Walt Disney Co. on Thursday agreed to be the first movie studio to help finance the digital distribution of its movies, jump-starting a decade-long effort to usher the nation's theaters into the electronic age and phase out the treasured -- but expensive -- tradition of film.
The agreement between Disney's Buena Vista Pictures Distribution, projector maker Christie Digital Systems Inc. and software company Access Integrated Technologies Inc., or AccessIT, calls for 150 new digital movie screens to be up by year's end and as many as 4,000 by the end of 2007.
Although that's just a fraction of the 36,000 screens in the United States, proponents call it a significant step toward a day when most, if not all, movies will be viewed digitally in theaters. Fewer than 110 screens use digital equipment today.
"We're talking about 10% of the screens in the United States becoming digital," said Chuck Viane, president of Buena Vista Pictures Distribution. "This makes it a very sizable toe in the water."
For viewers, digital projection offers crisp pictures that don't fade or scratch, no matter how many times they are shown. Some studio executives and theater owners hope that digital movies will draw moviegoers back after a yearlong slump in box-office receipts.
"Film is wonderful, but it degrades with each showing," said Bill Mead, publisher of DCinemaToday.com, a website that tracks digital exhibition. "You'll get scratches, dirt in the film and side-to-side jitters as film travels through the projector. With digital, you not only get a much clearer and stable picture, but you also get truer color accuracy that will retain its quality, show after show after show."
For movie studios, digital distribution promises savings of as much as $1 billion a year in the cost of making and distributing bulky and delicate film prints.
Digital cinema has been talked about for years as a less costly and more efficient way of getting movies to theaters. But initial skepticism from movie studios, the absence of a single standard for distributing and projecting digital movies and the lack of a clear business model to finance the rollout of expensive equipment stalled the initiative.

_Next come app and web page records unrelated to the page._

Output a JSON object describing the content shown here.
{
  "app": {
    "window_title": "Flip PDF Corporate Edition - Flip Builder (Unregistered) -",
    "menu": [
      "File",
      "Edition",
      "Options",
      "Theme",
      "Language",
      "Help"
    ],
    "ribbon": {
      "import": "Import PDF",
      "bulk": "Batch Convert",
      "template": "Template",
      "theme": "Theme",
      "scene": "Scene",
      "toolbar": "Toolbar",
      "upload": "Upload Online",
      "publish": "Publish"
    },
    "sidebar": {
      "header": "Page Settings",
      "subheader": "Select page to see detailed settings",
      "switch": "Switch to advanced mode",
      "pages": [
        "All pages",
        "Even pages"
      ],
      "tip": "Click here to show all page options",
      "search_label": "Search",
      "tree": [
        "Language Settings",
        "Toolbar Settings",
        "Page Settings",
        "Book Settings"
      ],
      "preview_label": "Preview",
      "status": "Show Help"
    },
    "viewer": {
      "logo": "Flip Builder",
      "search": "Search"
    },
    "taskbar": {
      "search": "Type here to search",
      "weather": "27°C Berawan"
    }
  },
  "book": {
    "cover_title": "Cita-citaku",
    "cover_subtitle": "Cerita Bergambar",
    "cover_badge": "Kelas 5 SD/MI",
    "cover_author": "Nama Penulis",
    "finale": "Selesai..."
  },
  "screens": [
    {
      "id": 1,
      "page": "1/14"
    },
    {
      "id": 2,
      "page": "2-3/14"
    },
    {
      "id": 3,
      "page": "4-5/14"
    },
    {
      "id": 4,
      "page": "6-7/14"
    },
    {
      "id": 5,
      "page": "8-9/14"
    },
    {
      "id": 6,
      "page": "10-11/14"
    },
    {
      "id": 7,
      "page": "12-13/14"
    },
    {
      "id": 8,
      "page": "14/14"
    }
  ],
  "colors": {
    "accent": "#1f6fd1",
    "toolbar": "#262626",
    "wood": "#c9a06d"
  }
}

That's starting to change, entertainment executives said.
"What's significant is that a major studio is finally getting on board," said Ken Suddleson, entertainment attorney with Morrison & Foerster in Century City. "We've watched this process for eight, nine years. We've seen the studios first doubting the technology, to setting technical standards this year, to finally someone saying, yes, it's worth pursuing. I think that's exciting."
Disney is the first Hollywood studio to officially support one specific system. Virtually all of its rivals, including Sony Corp.'s Sony Pictures, General Electric Co.'s Universal Pictures, Time Warner Inc.'s Warner Bros. and News Corp.'s 20th Century Fox, are also engaged in talks with digital manufacturers such as Technicolor and Christie.
For instance, Bruce Snyder, Fox's president of domestic distribution, said the studio was "knee-deep in negotiations with Christie."
"We have been negotiating for several months," he said. "They're ongoing. I expect them to come to fruition shortly."
Entertainment executives say nearly all major movie studios will soon make the gradual conversion to digital. The only question, many say, is how they go about paying for the rollout of digital projection systems, which at around $85,000 per screen is about twice the cost of film projectors.
All of the various financing plans being considered by Hollywood ask the studios to invest much of the money they save by distributing digitally into a fund that finances new projectors. As more screens convert, studios will increase the number of movies they release digitally.
"The rollout is slowly starting to happen, but we have a long way to go," said Dan Fellman, president of domestic distribution for Warner Bros. "As the number of conventional theaters with digital projectors increase, so will the number of theaters we serve."
In addition to the cost savings, digital distribution allows studios to release movies simultaneously worldwide via satellite transmission, a method they hope will reduce piracy by feeding international demand for newly released movies. The current method of distributing physical film prints limits how widely studios can get their movies out at the same time.
"As a practical matter, this is a technology that studios cannot resist at the end of the day," Suddleson said. "It's just a matter of time before they're all on board with digital cinema."